Feeling Comfortable In Your Own Skin
Do you feel uncomfortable in your body but don't know why?
When someone asks how you feel, you might hesitate or feel numb. Feelings are a challenge when you aren't connected to your body.
Traumatic events in childhood can create a negative sense of self including an inability to trust yourself. Living in self-doubt is no way to live.
You have a right to feel comfortable in your body no matter what. Identifying old messages in childhood that don't belong to you is the first step. Messages like you're not good enough or being compared to a sibling takes a toll. Transforming those messages is the first step in coming back into yourself.
1. Address The Quality of Your Self-talk
Self talk is that little conversation going on in the back of your mind everyday. How we talk to ourselves comes from our primary caregivers. As a child what you hear gets internalized and you learn to believe those messages as truth. These messages can be positive or negative. Pay attention to what you tell yourself.
When your self talk is negative it sounds like this:
- Why bother, it's not going to work anyway.
- I'm fine, I don't need anyone's help.
- I should be better, prettier, more capable (whatever applies).
- I'm not good enough, smart enough, thin enough, etc.
- Nobody wants to hear what I have to say.
- My feelings or thoughts aren't interesting so just be quiet.
- I don't like my body so I'd rather ignore it.
2. Learn to Recognize Emotions
Letting yourself have all of your feelings is an important part of being you. If you weren't taught how to deal with them, you might stuff them with food or other substances.
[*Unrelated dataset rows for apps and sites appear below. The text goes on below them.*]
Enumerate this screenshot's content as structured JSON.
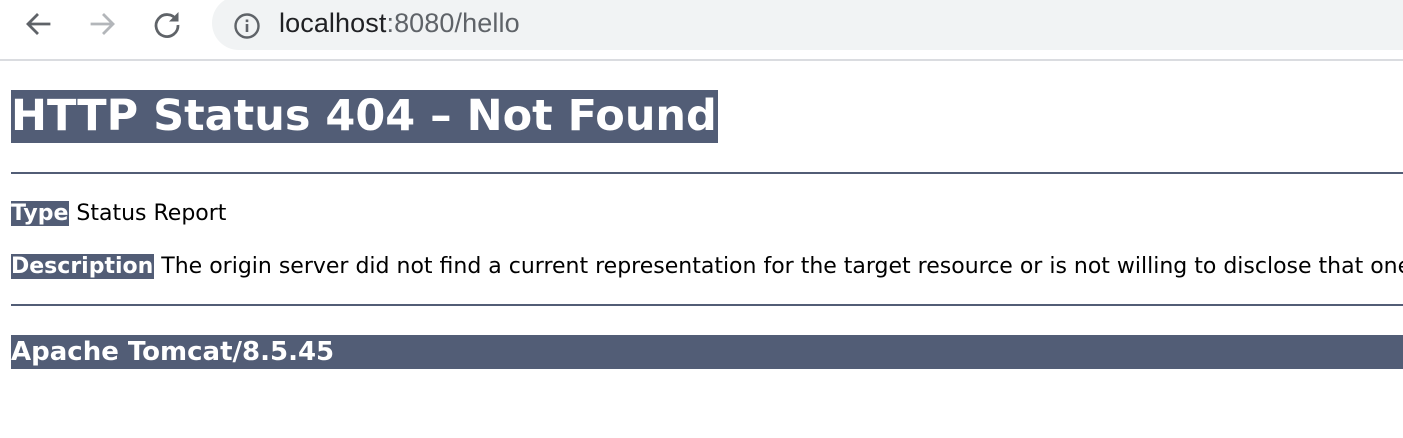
{
  "browser": {
    "back_icon": "arrow-left-icon",
    "forward_icon": "arrow-right-icon",
    "reload_icon": "reload-icon",
    "site_info_icon": "info-circle-icon",
    "url_host": "localhost",
    "url_rest": ":8080/hello"
  },
  "page": {
    "title": "HTTP Status 404 – Not Found",
    "type_label": "Type",
    "type_value": " Status Report",
    "description_label": "Description",
    "description_value": " The origin server did not find a current representation for the target resource or is not willing to disclose that one exis",
    "server_info": "Apache Tomcat/8.5.45",
    "accent_color": "#525d76"
  }
}
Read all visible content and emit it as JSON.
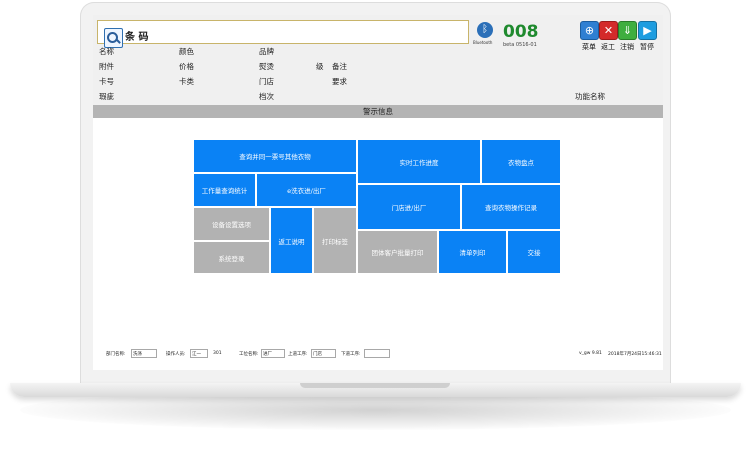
{
  "search": {
    "label": "条 码"
  },
  "status": {
    "counter": "008",
    "version": "beta 0516-01",
    "bluetooth_label": "Bluetooth"
  },
  "toolbar": {
    "menu_label": "菜单",
    "return_label": "返工",
    "logout_label": "注销",
    "pause_label": "暂停"
  },
  "fields": {
    "name": "名称",
    "color": "颜色",
    "brand": "品牌",
    "accessory": "附件",
    "price": "价格",
    "ironing": "熨烫",
    "grade": "级",
    "remark": "备注",
    "card_no": "卡号",
    "card_type": "卡类",
    "store": "门店",
    "requirement": "要求",
    "defect": "瑕疵",
    "grade_level": "档次",
    "function_name": "功能名称"
  },
  "alert": {
    "title": "警示信息"
  },
  "tiles": {
    "query_same_bag": "查询并同一票号其他衣物",
    "realtime_progress": "实时工作进度",
    "inventory": "衣物盘点",
    "workload_stats": "工作量查询统计",
    "ewash_inout": "e洗衣进/出厂",
    "store_inout": "门店进/出厂",
    "query_operation_log": "查询衣物操作记录",
    "device_settings": "设备设置选项",
    "return_instructions": "返工说明",
    "print_label": "打印标签",
    "system_login": "系统登录",
    "group_batch_print": "团体客户批量打印",
    "list_print": "清单列印",
    "handover": "交接"
  },
  "footer": {
    "dept_label": "部门名称:",
    "dept_value": "洗涤",
    "operator_label": "操作人员:",
    "operator_value": "江一",
    "operator_id": "301",
    "station_label": "工位名称:",
    "station_value": "进厂",
    "prev_step_label": "上道工序:",
    "prev_step_value": "门店",
    "next_step_label": "下道工序:",
    "next_step_value": "",
    "app_version": "v_gw 9.81",
    "datetime": "2018年7月24日15:46:31"
  }
}
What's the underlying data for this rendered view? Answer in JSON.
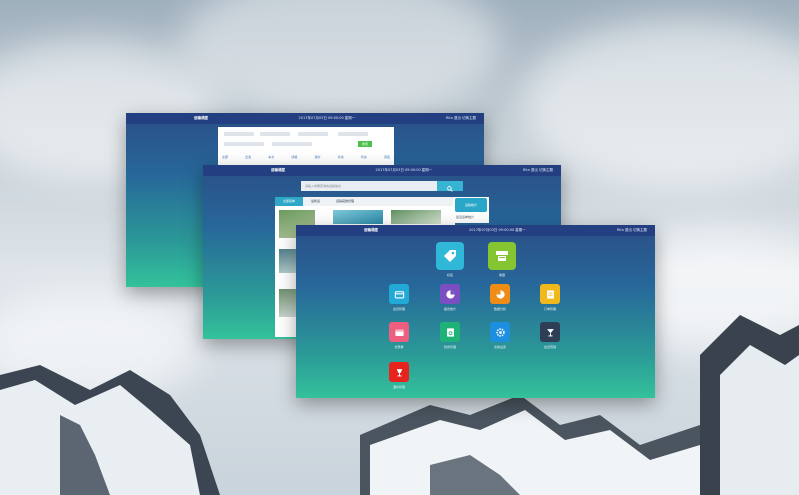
{
  "window_back": {
    "title": "运输调度",
    "status": "2017年07月03日 09:00:00 星期一",
    "user": "Rita  退出  切换主题",
    "search_button": "搜索",
    "nav_items": [
      "全部",
      "出发",
      "车次",
      "线路",
      "报价",
      "状态",
      "状态",
      "调度"
    ]
  },
  "window_mid": {
    "title": "运输调度",
    "status": "2017年07月03日 09:00:00 星期一",
    "user": "Rita  退出  切换主题",
    "search_placeholder": "请输入你要查询的运输信息",
    "tabs": [
      "全部运单",
      "最新运",
      "运输其他管理"
    ],
    "side_label": "运输统计",
    "side_caption": "最近运单统计"
  },
  "window_front": {
    "title": "运输调度",
    "status": "2017年07月03日 09:00:00 星期一",
    "user": "Rita  退出  切换主题",
    "apps": [
      {
        "label": "标签",
        "color": "#2fb8d7",
        "icon": "tag-icon"
      },
      {
        "label": "收银",
        "color": "#85c532",
        "icon": "register-icon"
      },
      {
        "label": "会员管理",
        "color": "#23a9d6",
        "icon": "card-icon"
      },
      {
        "label": "报表统计",
        "color": "#7a4fc2",
        "icon": "pie-chart-icon"
      },
      {
        "label": "数据分析",
        "color": "#ef8c16",
        "icon": "pie-chart-icon"
      },
      {
        "label": "订单管理",
        "color": "#f1b81c",
        "icon": "invoice-icon"
      },
      {
        "label": "优惠券",
        "color": "#ee5e7f",
        "icon": "coupon-icon"
      },
      {
        "label": "财务管理",
        "color": "#1fb277",
        "icon": "ledger-icon"
      },
      {
        "label": "系统设置",
        "color": "#1d8fe0",
        "icon": "gear-icon"
      },
      {
        "label": "会员营销",
        "color": "#2e3e55",
        "icon": "glass-icon"
      },
      {
        "label": "酒水管理",
        "color": "#e8231e",
        "icon": "wine-icon"
      }
    ]
  }
}
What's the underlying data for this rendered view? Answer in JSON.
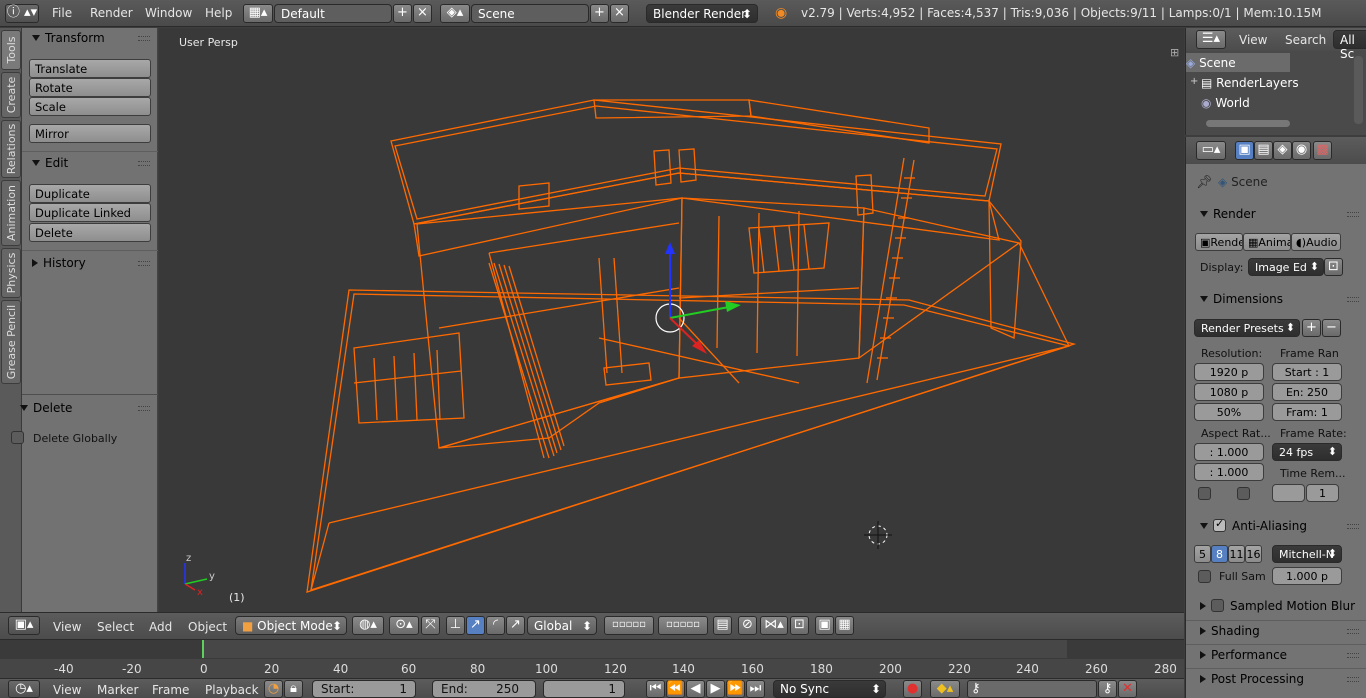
{
  "topbar": {
    "menus": [
      "File",
      "Render",
      "Window",
      "Help"
    ],
    "screen_layout": "Default",
    "scene": "Scene",
    "engine": "Blender Render",
    "stats": "v2.79 | Verts:4,952 | Faces:4,537 | Tris:9,036 | Objects:9/11 | Lamps:0/1 | Mem:10.15M"
  },
  "toolshelf": {
    "tabs": [
      "Tools",
      "Create",
      "Relations",
      "Animation",
      "Physics",
      "Grease Pencil"
    ],
    "transform": {
      "title": "Transform",
      "buttons": [
        "Translate",
        "Rotate",
        "Scale",
        "Mirror"
      ]
    },
    "edit": {
      "title": "Edit",
      "buttons": [
        "Duplicate",
        "Duplicate Linked",
        "Delete"
      ]
    },
    "history": {
      "title": "History"
    },
    "operator": {
      "title": "Delete",
      "option": "Delete Globally"
    }
  },
  "viewport": {
    "view_label": "User Persp",
    "frame_label": "(1)",
    "wire_color": "#ff6a00",
    "axis_labels": [
      "z",
      "y",
      "x"
    ]
  },
  "view3d_header": {
    "menus": [
      "View",
      "Select",
      "Add",
      "Object"
    ],
    "mode": "Object Mode",
    "orientation": "Global"
  },
  "timeline": {
    "ticks": [
      "-40",
      "-20",
      "0",
      "20",
      "40",
      "60",
      "80",
      "100",
      "120",
      "140",
      "160",
      "180",
      "200",
      "220",
      "240",
      "260",
      "280"
    ],
    "menus": [
      "View",
      "Marker",
      "Frame",
      "Playback"
    ],
    "start_label": "Start:",
    "start_value": "1",
    "end_label": "End:",
    "end_value": "250",
    "current_frame": "1",
    "sync": "No Sync"
  },
  "outliner": {
    "menus": [
      "View",
      "Search"
    ],
    "filter": "All Sc",
    "items": [
      "Scene",
      "RenderLayers",
      "World"
    ]
  },
  "properties": {
    "context": "Scene",
    "render": {
      "title": "Render",
      "buttons": [
        "Rende",
        "Anima",
        "Audio"
      ],
      "display_label": "Display:",
      "display_value": "Image Ed"
    },
    "dimensions": {
      "title": "Dimensions",
      "presets": "Render Presets",
      "resolution_label": "Resolution:",
      "res_x": "1920 p",
      "res_y": "1080 p",
      "res_pct": "50%",
      "frame_range_label": "Frame Ran",
      "start": "Start : 1",
      "end": "En: 250",
      "step": "Fram: 1",
      "aspect_label": "Aspect Rat...",
      "aspect_x": ": 1.000",
      "aspect_y": ": 1.000",
      "frame_rate_label": "Frame Rate:",
      "fps": "24 fps",
      "time_remap_label": "Time Rem...",
      "time_remap_value": "1"
    },
    "anti_aliasing": {
      "title": "Anti-Aliasing",
      "samples": [
        "5",
        "8",
        "11",
        "16"
      ],
      "filter": "Mitchell-N",
      "full_sample": "Full Sam",
      "filter_size": "1.000 p"
    },
    "collapsed_panels": [
      "Sampled Motion Blur",
      "Shading",
      "Performance",
      "Post Processing"
    ]
  }
}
Eventually, these feelings leak out and cause problems.
When you express how you really feel, you stand up for yourself. It's not about making someone else wrong, it's about telling your truth and that's how you honor yourself.
If you don't know how you feel, relationships are tough. You may feel invisible. Here is a quick guide for recognizing feelings in the body:
- Fear is begins in the stomach
- Sadness shows up in the chest, throat and eyes for tears
- Anger begins in the back, neck and jaw creating tension
- Joy radiates from the chest
3. Develop Your Intuition
Next, start listening to your thoughts. Some call it intuition, that small still voice telling you something is wrong. Do you listen to that voice or dismiss it? Were you taught to ignore it?
Have you ever had a nagging thought to act but ignored it? We all have. Next time you get that feeling, listen to it. Notice if there's a different result. Was the outcome ultimately better for you?
By practicing this, you learn to recognize what intuition feels like and begin to trust it. This leads to making better decisions. Clients have told me they knew when something wasn't right but didn't have enough trust in themselves to follow it. Fortunately, there is always another chance to practice it. Practice makes that skill stronger!
When you are confused, try bouncing it off a trusted friend or seek counseling. Sit quietly and do some journal writing. You'll start to recognize how it feels and trust the outcome is usually better. There is nothing like the freedom you feel when you're comfortable with yourself. It can change your life in ways you cannot imagine.
I’ve created a private resource library including my free ebook on The 4 Essential Steps for Building Confidence and 15 Steps to Setting Healthy Boundaries to help you create amazing relationships.